In terms of ethics, I feel it’s quite plain to see the ethical values of Ray Anderson. Before he was aware of the true consequences of this company’s practices on the environment, he acted ethically by pursuing the best interests of his employees and Interface’s other stake-holders, to the best of his knowledge. Once he became aware that Interface was severely harming the environment, he understood the moral implications of his business. From there he made a moral judgment that his company and other similar companies simply could not continue down this environmentally harmful path. He put together task-forces and empowered employees to enact changes at Interface to lead them up Mt. Sustainability. He further implemented plans at Interface and set about preaching to the rest of the corporate world on the morally correct way of doing business, while still remaining profitable. He himself states that ensuring Interface does no harm is a core value of his and Interface’s. His plans for creating a green Interface also have a huge benefit to the rest of society and can be seen as just (by removing the plunderer actions, whereby Interface takes more than it deserves) and authentic, as Ray pursues green goals in his personal life (as noted in the Grist Interview, where he notes that he drives a Toyota Prius).
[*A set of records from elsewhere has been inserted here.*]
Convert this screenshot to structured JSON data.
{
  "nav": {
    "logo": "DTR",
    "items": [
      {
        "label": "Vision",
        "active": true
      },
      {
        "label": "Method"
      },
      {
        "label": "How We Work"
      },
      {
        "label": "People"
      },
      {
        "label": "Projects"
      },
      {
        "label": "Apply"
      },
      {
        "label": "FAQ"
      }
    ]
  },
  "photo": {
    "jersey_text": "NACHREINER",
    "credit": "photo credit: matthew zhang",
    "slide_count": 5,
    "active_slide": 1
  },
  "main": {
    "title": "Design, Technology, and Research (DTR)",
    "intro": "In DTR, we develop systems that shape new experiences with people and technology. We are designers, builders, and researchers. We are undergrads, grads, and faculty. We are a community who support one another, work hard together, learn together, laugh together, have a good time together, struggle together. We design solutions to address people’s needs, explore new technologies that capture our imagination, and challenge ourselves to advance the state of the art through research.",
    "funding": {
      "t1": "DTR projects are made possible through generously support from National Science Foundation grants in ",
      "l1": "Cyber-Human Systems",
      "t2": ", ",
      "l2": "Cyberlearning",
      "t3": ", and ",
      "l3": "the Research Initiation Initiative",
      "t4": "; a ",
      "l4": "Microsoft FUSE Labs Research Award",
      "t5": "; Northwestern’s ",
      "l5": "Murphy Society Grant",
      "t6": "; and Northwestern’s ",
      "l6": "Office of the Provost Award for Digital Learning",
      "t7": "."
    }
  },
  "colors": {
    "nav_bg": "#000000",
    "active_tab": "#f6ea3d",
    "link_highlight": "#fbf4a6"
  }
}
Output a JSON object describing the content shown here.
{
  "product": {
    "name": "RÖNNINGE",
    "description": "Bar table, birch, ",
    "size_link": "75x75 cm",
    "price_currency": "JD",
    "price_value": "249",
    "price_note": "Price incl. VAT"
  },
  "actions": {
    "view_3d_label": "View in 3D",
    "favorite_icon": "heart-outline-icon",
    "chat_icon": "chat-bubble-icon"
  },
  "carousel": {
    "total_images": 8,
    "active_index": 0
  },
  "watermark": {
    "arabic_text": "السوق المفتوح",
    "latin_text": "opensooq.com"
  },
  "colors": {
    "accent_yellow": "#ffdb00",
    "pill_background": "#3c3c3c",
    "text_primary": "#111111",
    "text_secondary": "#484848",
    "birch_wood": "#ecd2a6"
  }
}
I also see aspects of Path-Goal Theory, Visionary, Charismatic Transformational leadership, and Participative Management. By providing suggestion boxes, Ray enabled his employees to put into action their ideas, his recognition and plans to change Interface into a sustainable organization shows his visionary and transformational leadership strategies, while his belief and confidence that sustainability is important shows his charisma. The use of teams and employee empowerment are signs of participative management at work at Interface.
Ray Anderson is a fitting end to our discussion and is an immense role-model for future leaders. Though Ray himself admits he has not always led a green personal or professional life, the fact that the recognized the immoral way of his past and has worked feverishly to enact changes at Interface and in the business community as a whole shows signs of values-driven, charismatic, visionary, servant leadership. The ability to recognize just how wrong one’s past actions were, and the ability to openly admit it to the entire world shows immense self-confidence as well as authenticity, which help Ray spread his beliefs in sustainability to the rest of the corporate world.
The above post is my response to discussion assignment 7B for the School of Management 697PP: Perspectives on Leadership course at the University of Massachusetts at Amherst.
Greenleaf, Robert. The Servant-Leader Within: A Transformative Path. New York: Paulist Press, 2003.
Komives, Susan and Nance Lucas and Timothy R. McMahon. Exploring Leadership: For College Students Who Want to Make a Difference 1st ed. San Francisco: Jossey-Bass, 1998.
Russell, Robert F. and A. Gregory Stone. A Review of Servant Leadership Attributes: Developing a Practical Model. Leadership & Organization Development Journal. 23.3 (2002): 145-157.
Rosenberg, Beth. Case study of Interface Carpet and Fabric Company. Tufts University School of Medicine: Department of Public Health and Family Medicine. Boston, 2005.
Ray Anderson, “Ray Matter: Ray Anderson, Sustainable Biz Pioneer, Answers Grist’s Questions,“ interview by Grist (Nov. 8, 2004). Grist
Mark Achbar, Jennifer Abbot, Joel Bakan. The Corporation. Zeitgeist Films. 2003.
Note, The Corporation was released for free by the filmmakers.
Below is a ten-minute excerpt from the film featuring Ray Anderson:
Below is the entire film, posted to Google Video by the filmmakers:Also, here is the torrent link to the full-quality official shareware release of the film.